(Entries taken from a collection)
◇ ◇ ◇ ◇
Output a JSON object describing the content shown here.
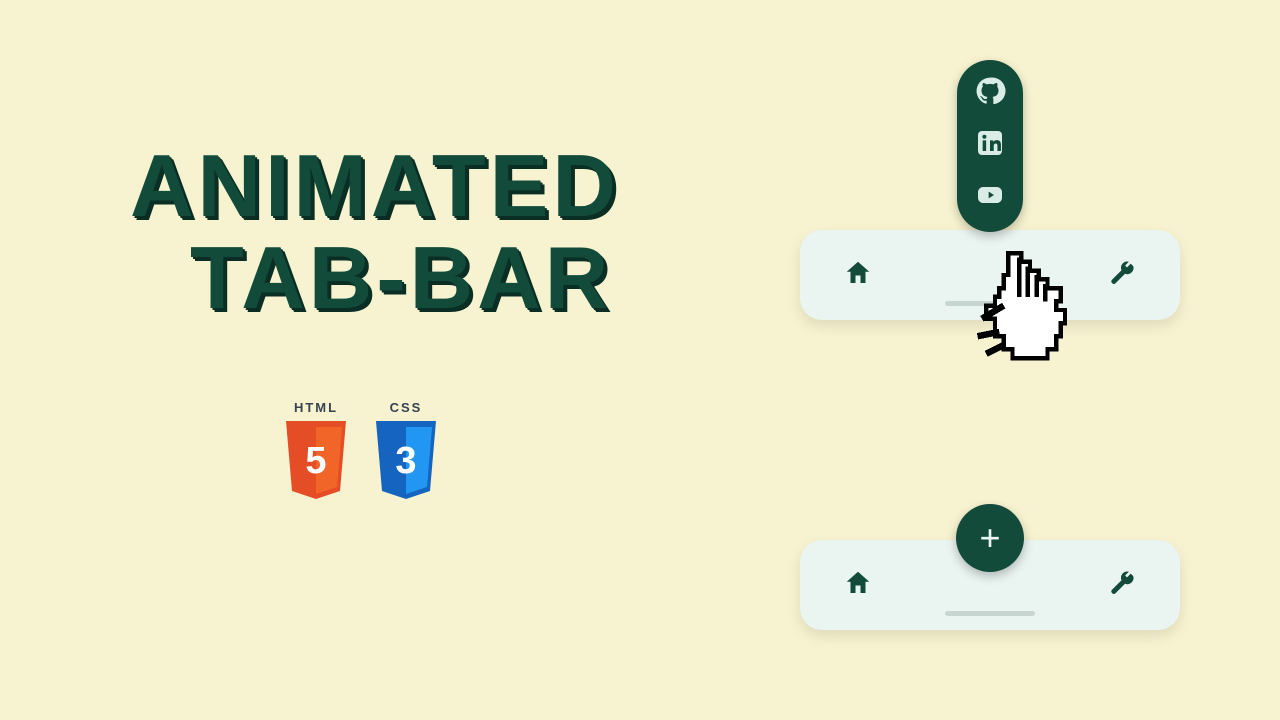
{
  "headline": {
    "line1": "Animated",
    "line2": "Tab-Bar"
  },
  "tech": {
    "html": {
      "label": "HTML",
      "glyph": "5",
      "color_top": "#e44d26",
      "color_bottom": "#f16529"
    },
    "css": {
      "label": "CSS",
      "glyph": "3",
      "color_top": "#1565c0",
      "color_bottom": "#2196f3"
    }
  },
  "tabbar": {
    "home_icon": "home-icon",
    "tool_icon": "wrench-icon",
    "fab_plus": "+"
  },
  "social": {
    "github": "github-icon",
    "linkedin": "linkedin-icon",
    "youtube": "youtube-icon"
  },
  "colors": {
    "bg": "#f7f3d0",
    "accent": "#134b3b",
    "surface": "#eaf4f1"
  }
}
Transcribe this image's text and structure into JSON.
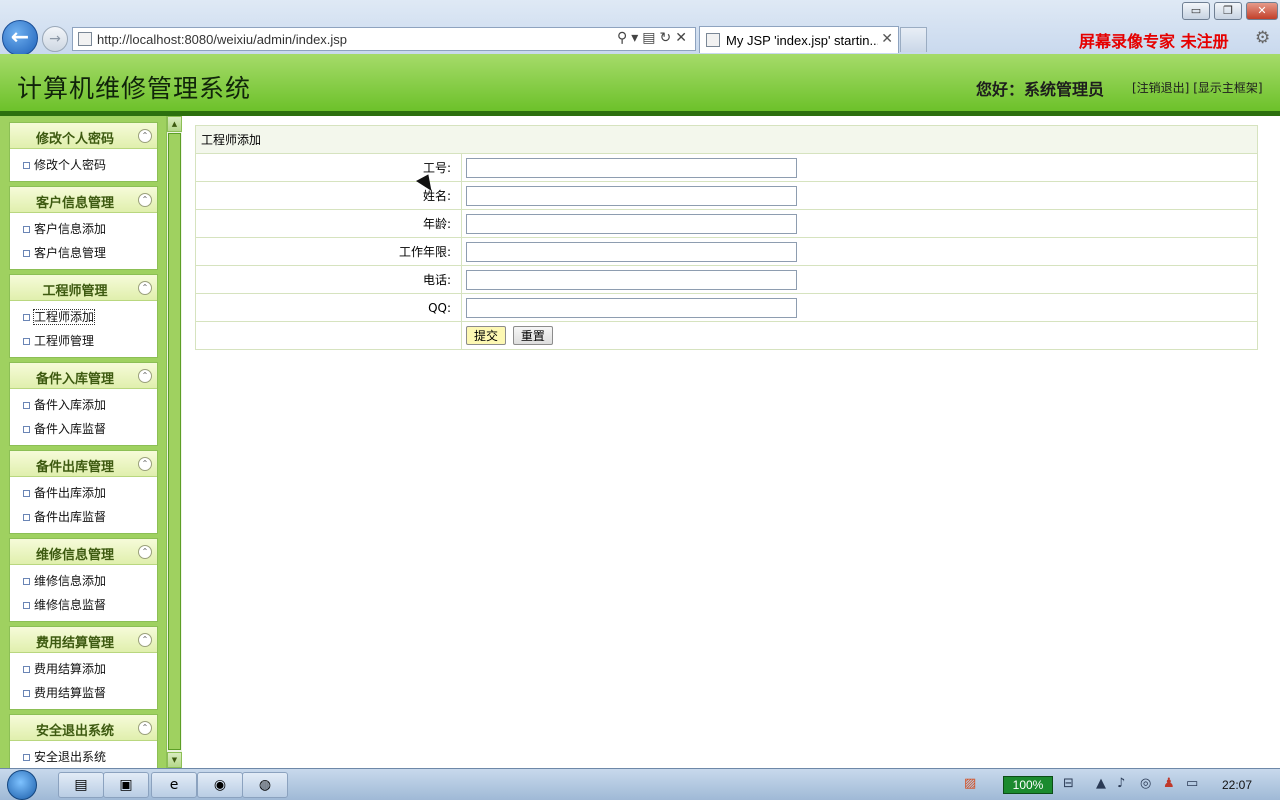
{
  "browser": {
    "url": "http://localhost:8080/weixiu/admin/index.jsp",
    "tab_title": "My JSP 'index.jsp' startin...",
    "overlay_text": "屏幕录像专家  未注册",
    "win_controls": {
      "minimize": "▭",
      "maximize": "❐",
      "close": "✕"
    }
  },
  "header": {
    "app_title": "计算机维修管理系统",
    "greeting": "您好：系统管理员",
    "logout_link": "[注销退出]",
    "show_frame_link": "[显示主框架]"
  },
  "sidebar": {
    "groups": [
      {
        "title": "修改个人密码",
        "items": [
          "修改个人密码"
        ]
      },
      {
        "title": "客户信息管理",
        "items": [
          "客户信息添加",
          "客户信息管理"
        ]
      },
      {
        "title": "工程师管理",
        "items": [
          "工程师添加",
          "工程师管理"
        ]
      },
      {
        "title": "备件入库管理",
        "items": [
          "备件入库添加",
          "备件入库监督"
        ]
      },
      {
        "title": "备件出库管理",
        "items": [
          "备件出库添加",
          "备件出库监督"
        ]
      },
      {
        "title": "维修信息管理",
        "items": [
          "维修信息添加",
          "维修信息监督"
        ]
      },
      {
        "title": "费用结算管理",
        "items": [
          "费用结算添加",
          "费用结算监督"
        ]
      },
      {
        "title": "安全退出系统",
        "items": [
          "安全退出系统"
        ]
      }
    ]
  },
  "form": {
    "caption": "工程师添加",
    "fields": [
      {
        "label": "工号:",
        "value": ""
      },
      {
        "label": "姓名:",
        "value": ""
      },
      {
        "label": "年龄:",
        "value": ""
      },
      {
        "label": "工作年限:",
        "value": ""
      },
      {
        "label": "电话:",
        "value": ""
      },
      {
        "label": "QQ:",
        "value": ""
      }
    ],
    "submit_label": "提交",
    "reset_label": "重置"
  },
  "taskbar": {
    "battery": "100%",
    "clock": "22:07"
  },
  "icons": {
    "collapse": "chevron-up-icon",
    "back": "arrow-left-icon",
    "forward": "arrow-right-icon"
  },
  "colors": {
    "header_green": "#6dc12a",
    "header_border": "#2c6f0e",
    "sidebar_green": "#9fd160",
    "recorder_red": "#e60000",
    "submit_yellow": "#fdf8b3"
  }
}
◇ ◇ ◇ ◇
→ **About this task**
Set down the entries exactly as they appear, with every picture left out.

→ **Answer for this exercise**
Output a JSON object describing the content shown here.
{
  "headline": {
    "line1": "Animated",
    "line2": "Tab-Bar"
  },
  "tech": {
    "html": {
      "label": "HTML",
      "glyph": "5",
      "color_top": "#e44d26",
      "color_bottom": "#f16529"
    },
    "css": {
      "label": "CSS",
      "glyph": "3",
      "color_top": "#1565c0",
      "color_bottom": "#2196f3"
    }
  },
  "tabbar": {
    "home_icon": "home-icon",
    "tool_icon": "wrench-icon",
    "fab_plus": "+"
  },
  "social": {
    "github": "github-icon",
    "linkedin": "linkedin-icon",
    "youtube": "youtube-icon"
  },
  "colors": {
    "bg": "#f7f3d0",
    "accent": "#134b3b",
    "surface": "#eaf4f1"
  }
}
Transcribe this image's text and structure into JSON.
{
  "browser": {
    "url": "http://localhost:8080/weixiu/admin/index.jsp",
    "tab_title": "My JSP 'index.jsp' startin...",
    "overlay_text": "屏幕录像专家  未注册",
    "win_controls": {
      "minimize": "▭",
      "maximize": "❐",
      "close": "✕"
    }
  },
  "header": {
    "app_title": "计算机维修管理系统",
    "greeting": "您好：系统管理员",
    "logout_link": "[注销退出]",
    "show_frame_link": "[显示主框架]"
  },
  "sidebar": {
    "groups": [
      {
        "title": "修改个人密码",
        "items": [
          "修改个人密码"
        ]
      },
      {
        "title": "客户信息管理",
        "items": [
          "客户信息添加",
          "客户信息管理"
        ]
      },
      {
        "title": "工程师管理",
        "items": [
          "工程师添加",
          "工程师管理"
        ]
      },
      {
        "title": "备件入库管理",
        "items": [
          "备件入库添加",
          "备件入库监督"
        ]
      },
      {
        "title": "备件出库管理",
        "items": [
          "备件出库添加",
          "备件出库监督"
        ]
      },
      {
        "title": "维修信息管理",
        "items": [
          "维修信息添加",
          "维修信息监督"
        ]
      },
      {
        "title": "费用结算管理",
        "items": [
          "费用结算添加",
          "费用结算监督"
        ]
      },
      {
        "title": "安全退出系统",
        "items": [
          "安全退出系统"
        ]
      }
    ]
  },
  "form": {
    "caption": "工程师添加",
    "fields": [
      {
        "label": "工号:",
        "value": ""
      },
      {
        "label": "姓名:",
        "value": ""
      },
      {
        "label": "年龄:",
        "value": ""
      },
      {
        "label": "工作年限:",
        "value": ""
      },
      {
        "label": "电话:",
        "value": ""
      },
      {
        "label": "QQ:",
        "value": ""
      }
    ],
    "submit_label": "提交",
    "reset_label": "重置"
  },
  "taskbar": {
    "battery": "100%",
    "clock": "22:07"
  },
  "icons": {
    "collapse": "chevron-up-icon",
    "back": "arrow-left-icon",
    "forward": "arrow-right-icon"
  },
  "colors": {
    "header_green": "#6dc12a",
    "header_border": "#2c6f0e",
    "sidebar_green": "#9fd160",
    "recorder_red": "#e60000",
    "submit_yellow": "#fdf8b3"
  }
}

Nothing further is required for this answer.